= Beginning of Section =

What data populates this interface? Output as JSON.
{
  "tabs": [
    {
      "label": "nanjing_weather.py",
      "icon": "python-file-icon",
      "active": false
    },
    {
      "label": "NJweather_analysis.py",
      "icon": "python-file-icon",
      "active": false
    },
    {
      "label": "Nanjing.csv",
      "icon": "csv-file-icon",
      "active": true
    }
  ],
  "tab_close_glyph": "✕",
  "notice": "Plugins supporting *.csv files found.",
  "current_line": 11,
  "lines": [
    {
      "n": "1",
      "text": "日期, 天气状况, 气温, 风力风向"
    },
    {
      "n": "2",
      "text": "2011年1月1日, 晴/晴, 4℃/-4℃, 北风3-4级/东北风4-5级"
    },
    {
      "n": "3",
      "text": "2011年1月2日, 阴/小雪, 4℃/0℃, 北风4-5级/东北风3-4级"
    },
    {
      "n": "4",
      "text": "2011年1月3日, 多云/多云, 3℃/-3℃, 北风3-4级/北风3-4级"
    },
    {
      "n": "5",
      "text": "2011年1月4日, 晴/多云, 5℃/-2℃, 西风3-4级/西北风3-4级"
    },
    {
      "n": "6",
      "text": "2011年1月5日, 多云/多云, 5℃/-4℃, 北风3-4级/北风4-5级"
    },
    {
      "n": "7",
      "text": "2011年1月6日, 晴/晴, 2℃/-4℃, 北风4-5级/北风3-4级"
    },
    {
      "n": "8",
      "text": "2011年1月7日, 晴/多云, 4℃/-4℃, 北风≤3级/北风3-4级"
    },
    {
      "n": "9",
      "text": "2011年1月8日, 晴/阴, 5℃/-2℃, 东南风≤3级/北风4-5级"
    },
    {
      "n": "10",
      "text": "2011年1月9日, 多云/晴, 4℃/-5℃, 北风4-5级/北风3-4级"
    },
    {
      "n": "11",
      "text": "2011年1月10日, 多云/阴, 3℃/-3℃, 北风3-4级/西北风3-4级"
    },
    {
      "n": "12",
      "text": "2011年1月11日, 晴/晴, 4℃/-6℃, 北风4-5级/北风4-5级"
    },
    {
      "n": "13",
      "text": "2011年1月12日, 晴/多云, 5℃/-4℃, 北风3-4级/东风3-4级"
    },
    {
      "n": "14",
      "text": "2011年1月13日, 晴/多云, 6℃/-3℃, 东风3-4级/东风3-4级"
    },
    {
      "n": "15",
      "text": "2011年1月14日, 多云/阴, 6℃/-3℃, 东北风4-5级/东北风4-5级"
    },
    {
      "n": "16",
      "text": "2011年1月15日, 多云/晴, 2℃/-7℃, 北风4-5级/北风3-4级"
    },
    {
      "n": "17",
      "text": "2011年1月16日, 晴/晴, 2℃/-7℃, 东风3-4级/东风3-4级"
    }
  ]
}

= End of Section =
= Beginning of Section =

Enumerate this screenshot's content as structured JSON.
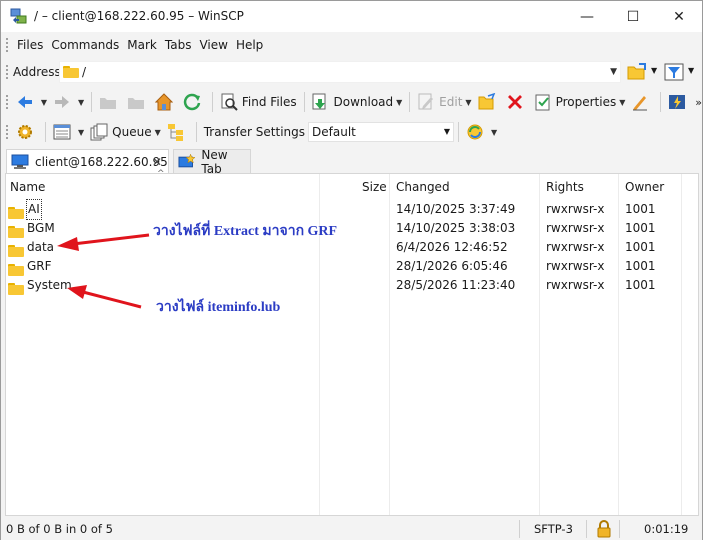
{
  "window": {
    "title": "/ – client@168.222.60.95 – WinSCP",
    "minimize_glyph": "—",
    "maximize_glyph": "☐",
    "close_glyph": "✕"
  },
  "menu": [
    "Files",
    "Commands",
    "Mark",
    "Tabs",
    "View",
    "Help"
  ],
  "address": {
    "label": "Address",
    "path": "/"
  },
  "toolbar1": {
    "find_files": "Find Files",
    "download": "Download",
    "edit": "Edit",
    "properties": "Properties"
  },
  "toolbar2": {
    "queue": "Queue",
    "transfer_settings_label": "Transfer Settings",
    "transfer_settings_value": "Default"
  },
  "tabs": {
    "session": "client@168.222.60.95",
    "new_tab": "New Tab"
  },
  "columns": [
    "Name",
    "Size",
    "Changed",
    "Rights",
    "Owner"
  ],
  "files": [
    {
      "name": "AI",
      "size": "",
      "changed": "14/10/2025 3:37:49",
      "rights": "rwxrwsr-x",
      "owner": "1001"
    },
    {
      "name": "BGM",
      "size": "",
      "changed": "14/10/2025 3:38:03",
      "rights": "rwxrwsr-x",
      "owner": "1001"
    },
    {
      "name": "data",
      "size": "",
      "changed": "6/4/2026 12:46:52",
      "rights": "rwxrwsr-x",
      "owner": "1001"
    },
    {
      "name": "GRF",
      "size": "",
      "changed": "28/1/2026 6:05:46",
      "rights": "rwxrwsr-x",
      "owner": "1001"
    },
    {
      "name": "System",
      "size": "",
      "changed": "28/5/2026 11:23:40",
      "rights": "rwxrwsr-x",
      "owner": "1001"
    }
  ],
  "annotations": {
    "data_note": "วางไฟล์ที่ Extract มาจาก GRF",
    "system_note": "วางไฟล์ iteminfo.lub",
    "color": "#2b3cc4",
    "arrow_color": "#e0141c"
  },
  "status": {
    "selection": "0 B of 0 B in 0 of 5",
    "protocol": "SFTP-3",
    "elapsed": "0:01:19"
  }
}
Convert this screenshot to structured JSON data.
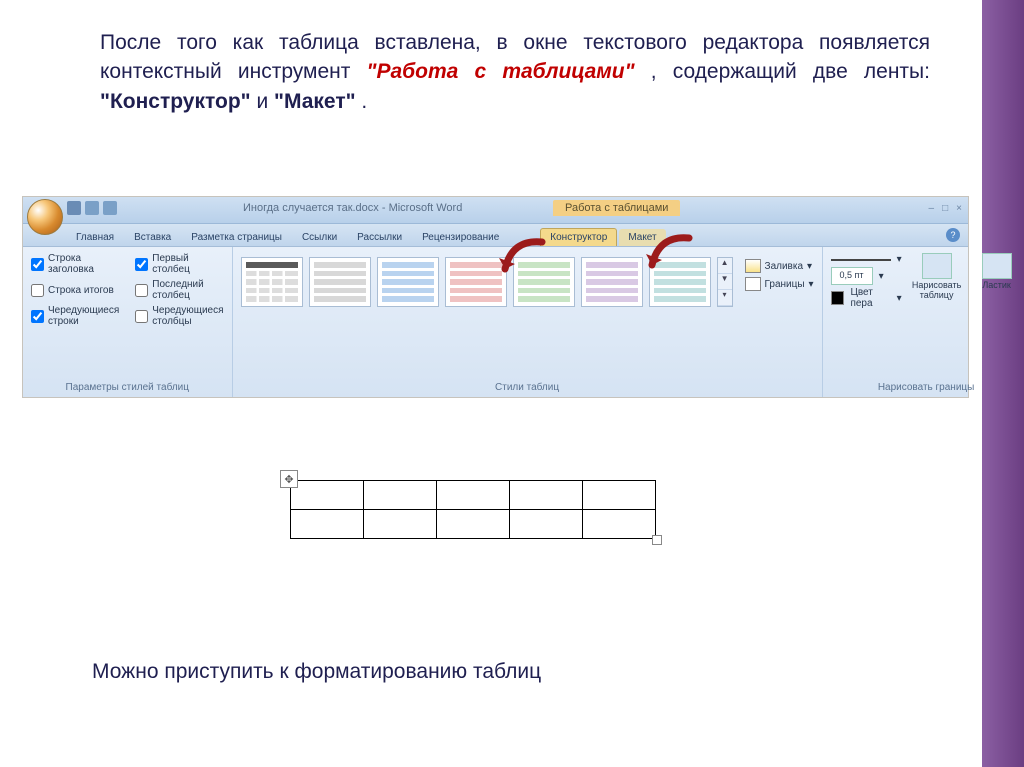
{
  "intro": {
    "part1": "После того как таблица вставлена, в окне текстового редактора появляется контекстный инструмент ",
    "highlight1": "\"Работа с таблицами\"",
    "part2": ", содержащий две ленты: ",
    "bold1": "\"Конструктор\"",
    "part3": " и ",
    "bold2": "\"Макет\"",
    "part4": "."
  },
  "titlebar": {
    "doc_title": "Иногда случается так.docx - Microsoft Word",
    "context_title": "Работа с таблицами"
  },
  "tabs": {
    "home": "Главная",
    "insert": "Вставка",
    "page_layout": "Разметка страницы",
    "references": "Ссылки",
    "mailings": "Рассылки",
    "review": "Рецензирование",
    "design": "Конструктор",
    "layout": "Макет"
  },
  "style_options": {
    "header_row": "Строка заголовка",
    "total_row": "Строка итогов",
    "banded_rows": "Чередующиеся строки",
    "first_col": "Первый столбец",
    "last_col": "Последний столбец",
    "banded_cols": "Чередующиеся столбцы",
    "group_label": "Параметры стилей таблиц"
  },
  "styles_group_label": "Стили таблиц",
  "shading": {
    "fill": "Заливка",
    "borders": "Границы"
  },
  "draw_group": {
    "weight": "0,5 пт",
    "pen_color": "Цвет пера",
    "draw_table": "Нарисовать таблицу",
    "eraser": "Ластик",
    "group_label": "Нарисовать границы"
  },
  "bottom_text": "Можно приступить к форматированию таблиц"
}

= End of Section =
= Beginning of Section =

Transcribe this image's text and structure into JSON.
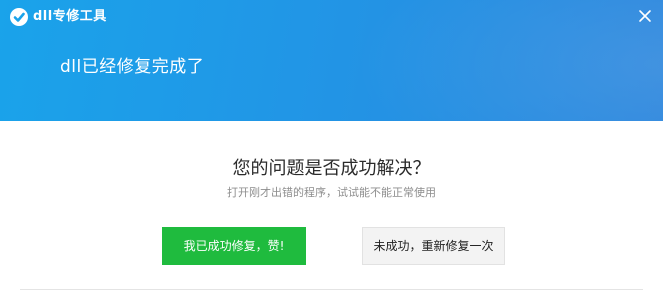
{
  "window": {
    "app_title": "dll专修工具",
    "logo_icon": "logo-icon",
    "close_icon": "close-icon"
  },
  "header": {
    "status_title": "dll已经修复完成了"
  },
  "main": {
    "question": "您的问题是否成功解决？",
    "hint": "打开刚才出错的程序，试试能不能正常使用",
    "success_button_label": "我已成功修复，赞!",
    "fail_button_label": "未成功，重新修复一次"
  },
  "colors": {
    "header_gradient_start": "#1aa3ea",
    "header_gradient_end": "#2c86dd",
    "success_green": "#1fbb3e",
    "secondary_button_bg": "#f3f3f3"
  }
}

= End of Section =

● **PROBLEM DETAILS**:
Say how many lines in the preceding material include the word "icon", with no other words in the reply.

● **RESULT OF THIS TASK**:
5